Top of RECORDED DATA

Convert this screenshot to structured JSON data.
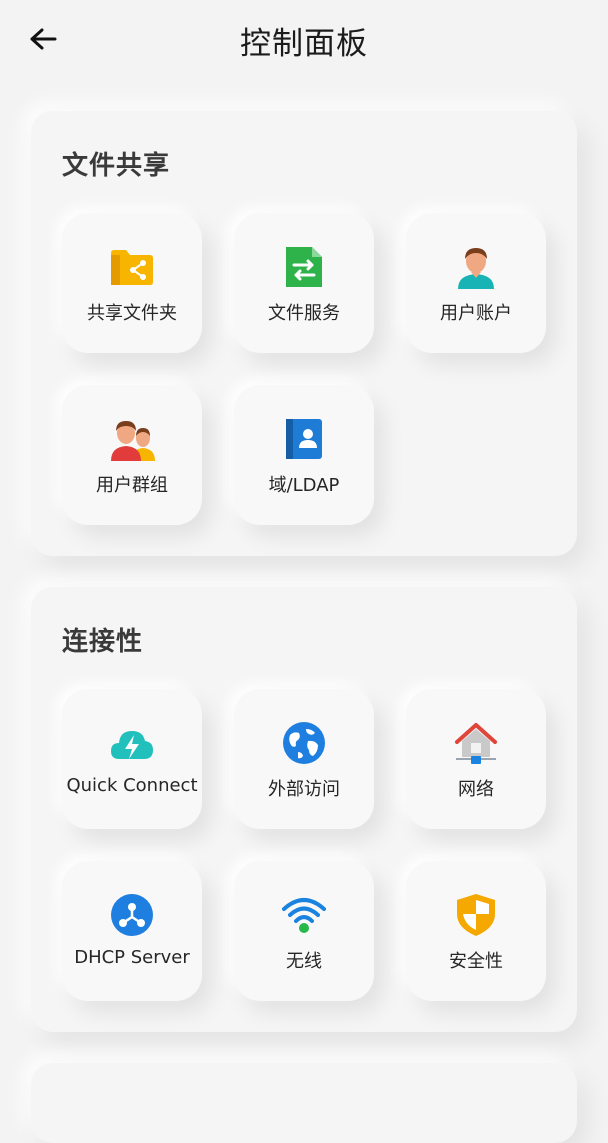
{
  "header": {
    "title": "控制面板"
  },
  "sections": [
    {
      "title": "文件共享",
      "items": [
        {
          "label": "共享文件夹",
          "icon": "shared-folder-icon"
        },
        {
          "label": "文件服务",
          "icon": "file-services-icon"
        },
        {
          "label": "用户账户",
          "icon": "user-account-icon"
        },
        {
          "label": "用户群组",
          "icon": "user-group-icon"
        },
        {
          "label": "域/LDAP",
          "icon": "domain-ldap-icon"
        }
      ]
    },
    {
      "title": "连接性",
      "items": [
        {
          "label": "Quick Connect",
          "icon": "quick-connect-icon"
        },
        {
          "label": "外部访问",
          "icon": "globe-icon"
        },
        {
          "label": "网络",
          "icon": "network-house-icon"
        },
        {
          "label": "DHCP Server",
          "icon": "dhcp-server-icon"
        },
        {
          "label": "无线",
          "icon": "wifi-icon"
        },
        {
          "label": "安全性",
          "icon": "security-shield-icon"
        }
      ]
    }
  ],
  "colors": {
    "background": "#f3f3f3",
    "folder": "#f7b500",
    "file_green": "#2db34a",
    "user_skin": "#f0a882",
    "user_shirt": "#17b3b5",
    "ldap_blue": "#1e7bd6",
    "cloud_teal": "#22c0bd",
    "globe_blue": "#1f7fe0",
    "house_red": "#e0453a",
    "wifi_blue": "#1a83e0",
    "wifi_dot": "#27b84a",
    "shield_orange": "#f5a800"
  }
}
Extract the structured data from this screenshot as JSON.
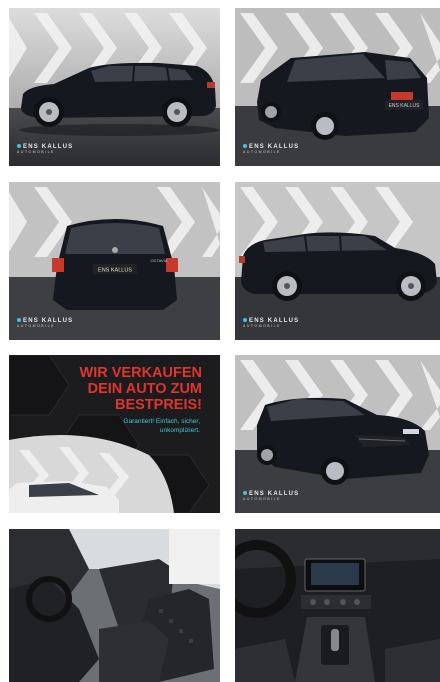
{
  "gallery": {
    "watermark_brand": "ENS KALLUS",
    "watermark_sub": "AUTOMOBILE",
    "promo": {
      "line1": "WIR VERKAUFEN",
      "line2": "DEIN AUTO ZUM",
      "line3": "BESTPREIS!",
      "sub1": "Garantiert! Einfach, sicher,",
      "sub2": "unkompliziert."
    },
    "plate_text": "ENS KALLUS",
    "badge_text": "OCTAVIA"
  },
  "colors": {
    "promo_red": "#e0342e",
    "promo_cyan": "#3ec6d8",
    "car_body": "#15181f"
  }
}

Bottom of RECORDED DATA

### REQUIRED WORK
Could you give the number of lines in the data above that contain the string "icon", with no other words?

### RESULT
11